■ MATERIAL FOR THIS TASK ■
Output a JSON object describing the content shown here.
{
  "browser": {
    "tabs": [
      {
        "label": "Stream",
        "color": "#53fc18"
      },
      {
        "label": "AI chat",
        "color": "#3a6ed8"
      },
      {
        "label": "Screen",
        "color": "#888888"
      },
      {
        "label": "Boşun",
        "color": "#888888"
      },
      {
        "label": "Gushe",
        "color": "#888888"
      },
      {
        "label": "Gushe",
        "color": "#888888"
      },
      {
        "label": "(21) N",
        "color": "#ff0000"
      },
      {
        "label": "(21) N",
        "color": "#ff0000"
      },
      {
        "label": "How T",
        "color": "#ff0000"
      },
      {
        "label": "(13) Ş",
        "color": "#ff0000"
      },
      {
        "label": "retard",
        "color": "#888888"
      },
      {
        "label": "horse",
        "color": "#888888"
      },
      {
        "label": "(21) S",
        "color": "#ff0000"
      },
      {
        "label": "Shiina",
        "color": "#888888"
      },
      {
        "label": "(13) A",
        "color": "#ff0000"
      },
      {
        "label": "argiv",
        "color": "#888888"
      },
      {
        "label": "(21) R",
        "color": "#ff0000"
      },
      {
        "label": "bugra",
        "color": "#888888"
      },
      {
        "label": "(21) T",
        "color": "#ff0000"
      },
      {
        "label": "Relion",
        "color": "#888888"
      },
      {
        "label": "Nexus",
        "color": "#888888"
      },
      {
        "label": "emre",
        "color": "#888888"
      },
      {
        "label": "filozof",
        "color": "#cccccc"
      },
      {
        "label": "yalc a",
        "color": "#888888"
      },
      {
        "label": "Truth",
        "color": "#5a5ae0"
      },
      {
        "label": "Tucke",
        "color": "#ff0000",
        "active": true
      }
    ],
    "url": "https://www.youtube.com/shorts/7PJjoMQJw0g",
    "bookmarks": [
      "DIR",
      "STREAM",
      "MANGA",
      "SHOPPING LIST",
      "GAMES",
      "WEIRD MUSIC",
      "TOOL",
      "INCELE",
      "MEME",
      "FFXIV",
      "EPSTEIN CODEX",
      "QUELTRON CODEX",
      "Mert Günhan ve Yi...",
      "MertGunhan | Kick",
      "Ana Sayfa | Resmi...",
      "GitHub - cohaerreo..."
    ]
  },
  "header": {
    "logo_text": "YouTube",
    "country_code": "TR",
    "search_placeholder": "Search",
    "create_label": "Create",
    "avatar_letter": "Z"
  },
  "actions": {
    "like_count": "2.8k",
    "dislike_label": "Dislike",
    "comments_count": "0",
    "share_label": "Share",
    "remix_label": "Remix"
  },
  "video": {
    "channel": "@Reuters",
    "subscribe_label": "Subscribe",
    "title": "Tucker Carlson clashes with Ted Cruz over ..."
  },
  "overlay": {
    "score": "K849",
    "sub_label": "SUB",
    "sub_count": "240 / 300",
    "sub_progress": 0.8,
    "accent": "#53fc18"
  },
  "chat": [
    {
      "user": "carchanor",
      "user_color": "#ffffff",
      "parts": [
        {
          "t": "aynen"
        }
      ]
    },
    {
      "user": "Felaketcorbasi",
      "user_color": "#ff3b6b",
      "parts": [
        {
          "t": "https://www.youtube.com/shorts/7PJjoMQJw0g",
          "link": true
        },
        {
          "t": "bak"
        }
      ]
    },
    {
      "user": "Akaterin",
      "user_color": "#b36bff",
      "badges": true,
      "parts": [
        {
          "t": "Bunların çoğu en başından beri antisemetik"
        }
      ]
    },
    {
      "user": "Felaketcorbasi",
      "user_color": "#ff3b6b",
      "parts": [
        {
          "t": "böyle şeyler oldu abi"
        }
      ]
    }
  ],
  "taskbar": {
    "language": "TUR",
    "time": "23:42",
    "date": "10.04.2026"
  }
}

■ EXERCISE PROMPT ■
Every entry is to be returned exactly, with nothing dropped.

■ SOLUTION FOR THIS EXERCISE ■
Output a JSON object describing the content shown here.
{
  "browser": {
    "tabs": [
      {
        "label": "Stream",
        "color": "#53fc18"
      },
      {
        "label": "AI chat",
        "color": "#3a6ed8"
      },
      {
        "label": "Screen",
        "color": "#888888"
      },
      {
        "label": "Boşun",
        "color": "#888888"
      },
      {
        "label": "Gushe",
        "color": "#888888"
      },
      {
        "label": "Gushe",
        "color": "#888888"
      },
      {
        "label": "(21) N",
        "color": "#ff0000"
      },
      {
        "label": "(21) N",
        "color": "#ff0000"
      },
      {
        "label": "How T",
        "color": "#ff0000"
      },
      {
        "label": "(13) Ş",
        "color": "#ff0000"
      },
      {
        "label": "retard",
        "color": "#888888"
      },
      {
        "label": "horse",
        "color": "#888888"
      },
      {
        "label": "(21) S",
        "color": "#ff0000"
      },
      {
        "label": "Shiina",
        "color": "#888888"
      },
      {
        "label": "(13) A",
        "color": "#ff0000"
      },
      {
        "label": "argiv",
        "color": "#888888"
      },
      {
        "label": "(21) R",
        "color": "#ff0000"
      },
      {
        "label": "bugra",
        "color": "#888888"
      },
      {
        "label": "(21) T",
        "color": "#ff0000"
      },
      {
        "label": "Relion",
        "color": "#888888"
      },
      {
        "label": "Nexus",
        "color": "#888888"
      },
      {
        "label": "emre",
        "color": "#888888"
      },
      {
        "label": "filozof",
        "color": "#cccccc"
      },
      {
        "label": "yalc a",
        "color": "#888888"
      },
      {
        "label": "Truth",
        "color": "#5a5ae0"
      },
      {
        "label": "Tucke",
        "color": "#ff0000",
        "active": true
      }
    ],
    "url": "https://www.youtube.com/shorts/7PJjoMQJw0g",
    "bookmarks": [
      "DIR",
      "STREAM",
      "MANGA",
      "SHOPPING LIST",
      "GAMES",
      "WEIRD MUSIC",
      "TOOL",
      "INCELE",
      "MEME",
      "FFXIV",
      "EPSTEIN CODEX",
      "QUELTRON CODEX",
      "Mert Günhan ve Yi...",
      "MertGunhan | Kick",
      "Ana Sayfa | Resmi...",
      "GitHub - cohaerreo..."
    ]
  },
  "header": {
    "logo_text": "YouTube",
    "country_code": "TR",
    "search_placeholder": "Search",
    "create_label": "Create",
    "avatar_letter": "Z"
  },
  "actions": {
    "like_count": "2.8k",
    "dislike_label": "Dislike",
    "comments_count": "0",
    "share_label": "Share",
    "remix_label": "Remix"
  },
  "video": {
    "channel": "@Reuters",
    "subscribe_label": "Subscribe",
    "title": "Tucker Carlson clashes with Ted Cruz over ..."
  },
  "overlay": {
    "score": "K849",
    "sub_label": "SUB",
    "sub_count": "240 / 300",
    "sub_progress": 0.8,
    "accent": "#53fc18"
  },
  "chat": [
    {
      "user": "carchanor",
      "user_color": "#ffffff",
      "parts": [
        {
          "t": "aynen"
        }
      ]
    },
    {
      "user": "Felaketcorbasi",
      "user_color": "#ff3b6b",
      "parts": [
        {
          "t": "https://www.youtube.com/shorts/7PJjoMQJw0g",
          "link": true
        },
        {
          "t": "bak"
        }
      ]
    },
    {
      "user": "Akaterin",
      "user_color": "#b36bff",
      "badges": true,
      "parts": [
        {
          "t": "Bunların çoğu en başından beri antisemetik"
        }
      ]
    },
    {
      "user": "Felaketcorbasi",
      "user_color": "#ff3b6b",
      "parts": [
        {
          "t": "böyle şeyler oldu abi"
        }
      ]
    }
  ],
  "taskbar": {
    "language": "TUR",
    "time": "23:42",
    "date": "10.04.2026"
  }
}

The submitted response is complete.